WILLIAMSBURG, Va., April 24, 2015 – Lyles Forbes, chief curator at The Mariners’ Museum in Newport News, will speak at Jamestown Settlement on Tuesday, May 5, about the topic of the ongoing special exhibition “Working and Racing on the Bay: The Chesapeake Log Canoe.” The free public lecture starts at 7 p.m.

Log canoe race, The Mariners Museum photo

This circa-1945 photograph of a log canoe race on the Chesapeake Bay shows four vessels, from left, Magic, Flying Cloud, Mystery and Jay Dee. From the collections at The Mariners’ Museum, Newport News, Va.

The yearlong exhibition, at Jamestown Settlement through September 8, 2015, traces the evolution of the dugout canoe through the centuries, from the watercraft of the Powhatan people 400 years ago to multi-log trade vessels and work and racing boats.

“The Chesapeake Log Canoe” presentation on May 5 will look at the traditions and evolution of the log canoe from a humble dugout to a racing sailing class on the upper Bay. Forbes spent much of his youth on or near the water and developed a natural affinity for sailing and boating. Formerly an assistant curator with the Peabody Essex Museum in Salem, Mass., Forbes came to The Mariners’ Museum in 2000 to develop and open the museum’s renowned International Small Craft Center. He is a graduate of the University of Montevallo.

The lecture complements the ongoing exhibition curated by The Mariners’Museum that features more than 100 objects from its collection, including a dugout canoe, wood samples, photographic images, woodworking and boatbuilding tools, and scale models to illustrate the fabrication, employment, sailing and racing of the Chesapeake Bay log canoe.

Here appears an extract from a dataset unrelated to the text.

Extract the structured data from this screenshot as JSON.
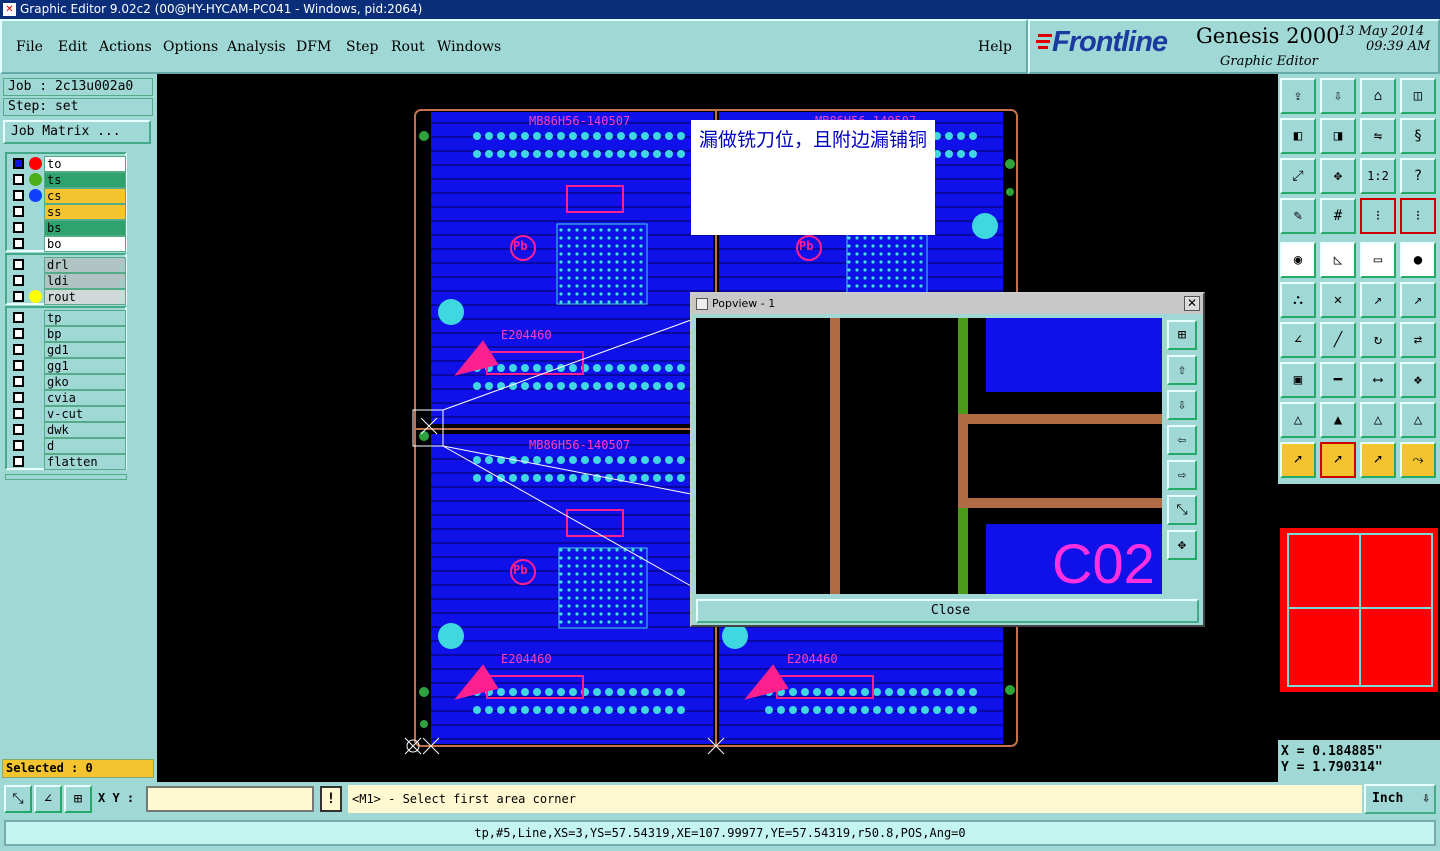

Portraits of Regional Oystermen by Photographer Glen McClure Added to Exhibition

Allan West, Glen McClure oysterman portraitThe addition of eight black-and-white portraits of oystermen by Norfolk photographer Glen McClure will offer a perspective of life living and working on the Chesapeake Bay. The portraits, most three-by-four feet in size, feature people from Gloucester, Newport News and Surry illustrating various aspects of oyster harvesting, including farming, combing, tonging and culling.

Born and living in Norfolk, McClure photographs people and landscapes in the United States and Europe. Influenced by early 20th-century photographers Josef Sudek and Paul Strand, McClure had his first solo exhibition in 1997. Now, more than 50 solo and 40 group exhibitions later, his work can be found in private collections and museums, including The Chrysler Museum, The Mariners’ Museum, and the Art Museum of Western Virginia in Roanoke.

Guests to the lecture will have an opportunity to visit the special exhibition, including the oysterman portraits, beginning at 6:30 p.m. and following “The Chesapeake Log Canoe” lecture. Admission to the lecture is free, and advance reservations are recommended by calling (757) 253-4572 or emailing rsvp@jyf.virginia.gov.

Jamestown Settlement, located at Route 31 and the Colonial Parkway (2110 Jamestown Road), is a living-history museum of 17th-century Virginia, with expansive gallery exhibits and outdoor re-creations of a Powhatan Indian village, the three ships that brought America’s first permanent English colonists to Virginia in 1607, and a colonial fort. For more information, visit hif.ciniva.net or call (888) 593-4682 toll-free or (757) 253-4838.